As a wine lover, you know that opening a bottle of wine is not always the endgame. There are times when you want to hold on to a special bottle and watch it age gracefully over time. But just how do you ensure it stays in peak condition for decades to come? In this post, we will share expert tips on how to store and preserve your long-lived bottles –
1. Keep It Cool
Temperature control is paramount when storing wine for the long haul. The ideal range is between 45°F and 65°F with relative humidity levels between 55-75%. Keep your bottles away from sources of heat; direct sunlight, radiators, heaters, or any other appliances that cause fluctuations in temperature.
2. Storage Conditions
Your wine storage should have stable temperature control with enough humidity levels to keep the cork moist.

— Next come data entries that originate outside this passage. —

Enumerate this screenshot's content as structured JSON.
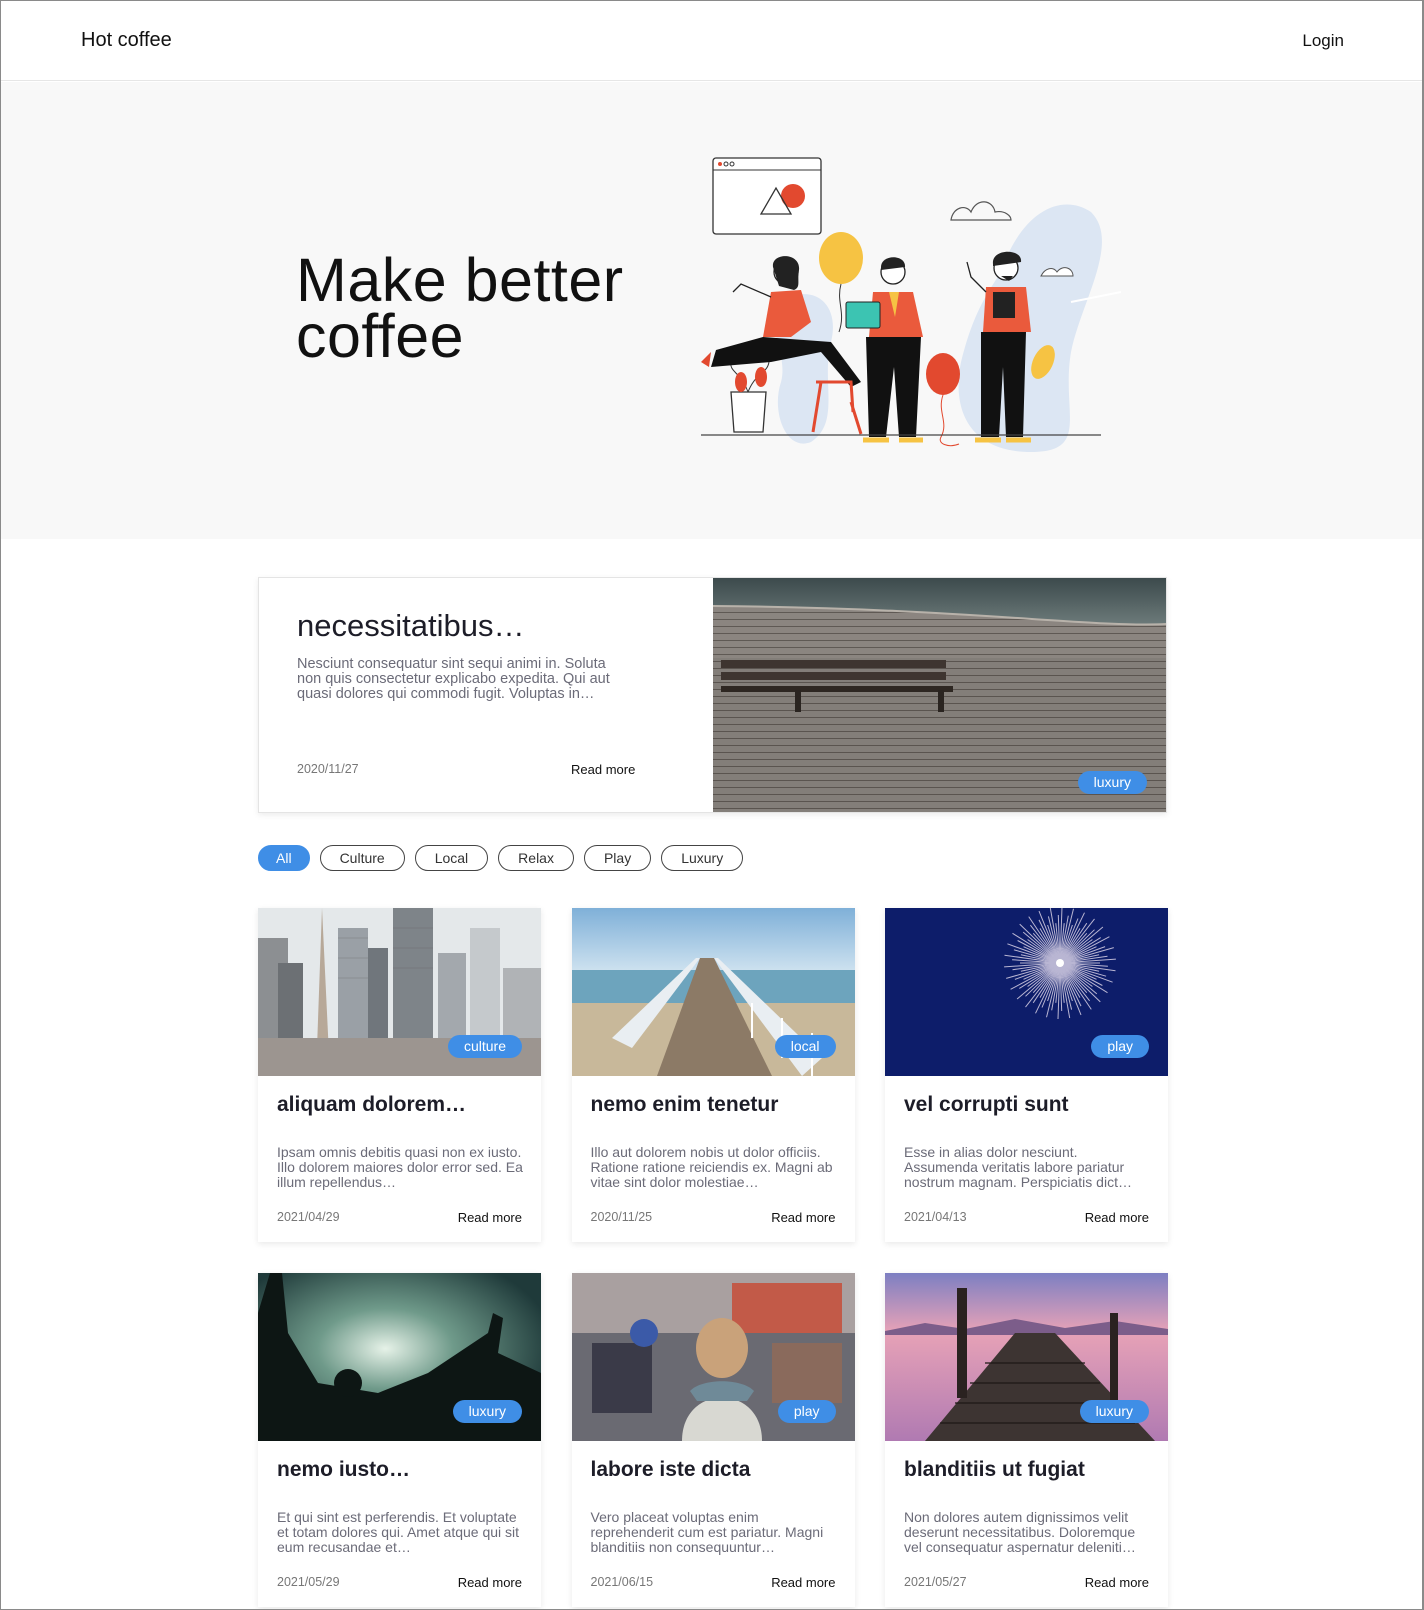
{
  "header": {
    "brand": "Hot coffee",
    "login": "Login"
  },
  "hero": {
    "title_line1": "Make better",
    "title_line2": "coffee"
  },
  "featured": {
    "title": "necessitatibus…",
    "description": "Nesciunt consequatur sint sequi animi in. Soluta non quis consectetur explicabo expedita. Qui aut quasi dolores qui commodi fugit. Voluptas in…",
    "date": "2020/11/27",
    "read_more": "Read more",
    "tag": "luxury"
  },
  "filters": [
    "All",
    "Culture",
    "Local",
    "Relax",
    "Play",
    "Luxury"
  ],
  "cards": [
    {
      "tag": "culture",
      "title": "aliquam dolorem…",
      "description": "Ipsam omnis debitis quasi non ex iusto. Illo dolorem maiores dolor error sed. Ea illum repellendus…",
      "date": "2021/04/29",
      "read_more": "Read more"
    },
    {
      "tag": "local",
      "title": "nemo enim tenetur",
      "description": "Illo aut dolorem nobis ut dolor officiis. Ratione ratione reiciendis ex. Magni ab vitae sint dolor molestiae…",
      "date": "2020/11/25",
      "read_more": "Read more"
    },
    {
      "tag": "play",
      "title": "vel corrupti sunt",
      "description": "Esse in alias dolor nesciunt. Assumenda veritatis labore pariatur nostrum magnam. Perspiciatis dict…",
      "date": "2021/04/13",
      "read_more": "Read more"
    },
    {
      "tag": "luxury",
      "title": "nemo iusto…",
      "description": "Et qui sint est perferendis. Et voluptate et totam dolores qui. Amet atque qui sit eum recusandae et…",
      "date": "2021/05/29",
      "read_more": "Read more"
    },
    {
      "tag": "play",
      "title": "labore iste dicta",
      "description": "Vero placeat voluptas enim reprehenderit cum est pariatur. Magni blanditiis non consequuntur…",
      "date": "2021/06/15",
      "read_more": "Read more"
    },
    {
      "tag": "luxury",
      "title": "blanditiis ut fugiat",
      "description": "Non dolores autem dignissimos velit deserunt necessitatibus. Doloremque vel consequatur aspernatur deleniti…",
      "date": "2021/05/27",
      "read_more": "Read more"
    }
  ],
  "colors": {
    "accent": "#3f8ee6",
    "hero_bg": "#f8f8f8"
  }
}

A home-based fridge does not provide adequate moisture so invest in a wine cellar or cooler if you plan on keeping your prized bottles safe.
3. Store Wine Horizontally
Wine bottles should be kept horizontally as it allows the cork to remain in contact with the wine inside preventing air exposure into the bottle which can accelerate aging.
4. Avoid Vibrations
Avoid storing wines near an appliance like a washing machine or pump which may cause vibrations since they could lead to disturbances that accelerate maturity rates.
5. Use High-Quality Corkscrews
Regular corkscrews work fine most nights but when dealing with rare vintages invest in high-quality types like Ah-So or Durand corkscrew whereby they minimize damaging corks whilst opening them up safely.
6.. Label Your Bottles Clearly
Do not risk forgetting what’s stored inside each bottle by labeling them poorly or forgetting to label them at all! Be sure you mark important information such as vintages, vineyards or region of origin more so as when serving guests where clarity is essential.
In conclusion, preserving quality wines is just as important as choosing quality wines. Strict adherence to storage conditions and keeping an eye on your bottles is vital when storing high-end wine. However, it may seem like a lot of work initially but for some wines that are built to last decades, it’s well worth the extra effort.
Table with useful data:
|Chateau Lafite Rothschild||Bordeaux, France||1869|
|Domaine Leroy Musigny Grand Cru||Burgundy, France||1949|
|Penfolds Grange Hermitage||Barossa Valley, Australia||1951|
|Chateau Margaux||Bordeaux, France||1787|
Note: The age listed is the year the wine was bottled. The actual age of the wine will vary depending on when it was consumed.
Information from an expert:
As an expert in the wine industry, I can confidently say that the longest aged wine is the Massandra Sherry de la Frontera 1775. This prized wine was produced in Spain and has been aging for over 240 years. It was originally intended for Russian royalty, but today only a few bottles remain in private collections. The extreme length of time this wine has aged has resulted in complex flavors and aromas that make it truly one-of-a-kind. It serves as a testament to the value of patience and careful preservation when it comes to fine wines.
The oldest recorded wine in the world is a bottle of 170-year-old Château Lafite Rothschild discovered in a cellar in China in 2011.